Boeing Co.’s comments about the smoldering batteries on its grounded 787 jetliner have annoyed the National Transportation Safety Board.
Boeing gave its own account of two battery incidents, which included a fire, at a detailed press briefing in Tokyo last week. The problem is that the NTSB is still investigating the incidents.
Boeing is a party to the investigation, meaning it provides technical experts and, in effect, gets a seat at the table as investigators try to sort out what happened.
Boeing’s “failure to inform the NTSB of the content off the recent technical briefing in Tokyo prior to its occurrence is inconsistent with our expectations for a party,” the NTSB wrote.
The letter released Thursday noted that on the day of the battery fire in Boston, someone from Boeing had signed a certification committing it to the NTSB’s guidelines for participating in the investigation.
“The NTSB expects parties to an investigation to comply fully with its requirements and respect the role of the agency in performing its investigative responsibilities independently and with transparency,” the agency wrote.
The NTSB is leading the investigation into the Boston fire. It is also working with Japanese authorities investigating a smoldering battery nine days later that prompted an emergency landing in Japan.

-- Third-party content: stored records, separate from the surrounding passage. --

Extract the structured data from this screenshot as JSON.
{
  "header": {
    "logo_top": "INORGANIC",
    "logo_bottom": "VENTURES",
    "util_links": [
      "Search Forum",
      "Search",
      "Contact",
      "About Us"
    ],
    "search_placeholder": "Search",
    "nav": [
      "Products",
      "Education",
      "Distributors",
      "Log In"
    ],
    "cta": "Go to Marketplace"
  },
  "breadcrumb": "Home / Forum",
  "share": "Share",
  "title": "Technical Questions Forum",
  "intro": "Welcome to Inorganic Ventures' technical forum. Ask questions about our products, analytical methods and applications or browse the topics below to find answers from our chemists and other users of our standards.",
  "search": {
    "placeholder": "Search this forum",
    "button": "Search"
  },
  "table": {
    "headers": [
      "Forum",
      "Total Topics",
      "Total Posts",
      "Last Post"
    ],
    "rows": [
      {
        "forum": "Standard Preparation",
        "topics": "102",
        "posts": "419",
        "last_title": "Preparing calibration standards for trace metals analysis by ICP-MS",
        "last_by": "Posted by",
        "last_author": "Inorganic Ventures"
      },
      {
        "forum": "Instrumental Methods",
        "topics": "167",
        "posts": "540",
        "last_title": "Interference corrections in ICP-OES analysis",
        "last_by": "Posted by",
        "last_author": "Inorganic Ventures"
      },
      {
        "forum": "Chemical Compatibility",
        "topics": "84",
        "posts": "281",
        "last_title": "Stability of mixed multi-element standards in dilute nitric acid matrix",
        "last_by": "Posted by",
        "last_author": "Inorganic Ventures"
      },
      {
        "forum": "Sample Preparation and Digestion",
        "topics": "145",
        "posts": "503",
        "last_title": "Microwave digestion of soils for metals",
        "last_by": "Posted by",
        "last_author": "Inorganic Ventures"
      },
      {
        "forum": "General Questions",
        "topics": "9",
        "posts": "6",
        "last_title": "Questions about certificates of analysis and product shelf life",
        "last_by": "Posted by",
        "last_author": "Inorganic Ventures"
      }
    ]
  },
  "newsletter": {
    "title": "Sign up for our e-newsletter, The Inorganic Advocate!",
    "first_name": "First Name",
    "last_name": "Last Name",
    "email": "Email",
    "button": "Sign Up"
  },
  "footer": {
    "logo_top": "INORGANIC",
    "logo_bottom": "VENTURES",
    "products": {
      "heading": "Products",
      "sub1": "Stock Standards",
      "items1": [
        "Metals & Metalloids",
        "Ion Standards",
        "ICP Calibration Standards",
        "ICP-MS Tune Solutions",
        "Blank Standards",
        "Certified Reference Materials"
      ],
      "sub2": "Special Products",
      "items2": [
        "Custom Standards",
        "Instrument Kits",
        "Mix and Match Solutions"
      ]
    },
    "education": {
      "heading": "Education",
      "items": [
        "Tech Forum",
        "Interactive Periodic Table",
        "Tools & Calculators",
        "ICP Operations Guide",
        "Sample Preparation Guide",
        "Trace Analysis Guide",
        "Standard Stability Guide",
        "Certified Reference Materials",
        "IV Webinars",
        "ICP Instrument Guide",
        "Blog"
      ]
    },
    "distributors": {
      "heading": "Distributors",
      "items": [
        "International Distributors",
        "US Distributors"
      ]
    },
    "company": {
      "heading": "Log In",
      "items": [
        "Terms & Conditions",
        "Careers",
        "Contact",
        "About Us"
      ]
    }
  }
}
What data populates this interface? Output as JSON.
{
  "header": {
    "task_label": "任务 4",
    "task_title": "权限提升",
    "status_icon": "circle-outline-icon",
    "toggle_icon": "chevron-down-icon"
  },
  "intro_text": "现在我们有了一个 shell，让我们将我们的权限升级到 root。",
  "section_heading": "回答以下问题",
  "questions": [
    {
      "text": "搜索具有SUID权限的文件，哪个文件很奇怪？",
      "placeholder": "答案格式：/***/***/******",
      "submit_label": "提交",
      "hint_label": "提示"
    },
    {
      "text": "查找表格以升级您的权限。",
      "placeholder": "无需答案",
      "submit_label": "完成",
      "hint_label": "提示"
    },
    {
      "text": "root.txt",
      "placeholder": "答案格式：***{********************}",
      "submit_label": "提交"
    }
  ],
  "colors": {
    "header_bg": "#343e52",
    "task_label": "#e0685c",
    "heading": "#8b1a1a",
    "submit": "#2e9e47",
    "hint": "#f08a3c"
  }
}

“We have received the correspondence, and remain fully committed to support the NTSB and other regulatory authorities in their investigations into the cause of the 787 battery incidents,” Boeing said in a written statement.
The 787 has been grounded for two months. The lightweight plane is made in North Charleston and Everett, Wash. At least one Dreamliner was rolled out the hangar at Boeing South Carolina this week, bringing the total on the flight line to five.
Boeing officials said several things at the Tokyo briefing that raised eyebrows. Ray Conner, who runs the company’s commercial airplanes division, said Boeing thinks it can wrap up testing soon and get approval to fly the plane within weeks, not months, sounding like Boeing was predicting how quickly the Federal Aviation Administration would let the plane fly again. Conner and other Boeing officials later said that they know the FAA will move at its own pace.
They also said there had been no fire inside the battery itself in either of the two incidents. The only flames were seen by a Japan Airlines mechanic coming from the charger connector outside the battery. But the NTSB has not ruled out a fire inside the battery.
Both batteries were blackened, and the NTSB found molten steel droplets inside the case of the battery from the Boston fire.
The root cause of the battery problems isn’t known. Boeing officials said in Tokyo that it’s common for airplane flaws to be fixed even though the root cause isn’t fully understood.
Executives said the improvements to the battery and its charger should reduce the chances that the problem will happen again. Still, that’s another area the NTSB has not yet weighed in on.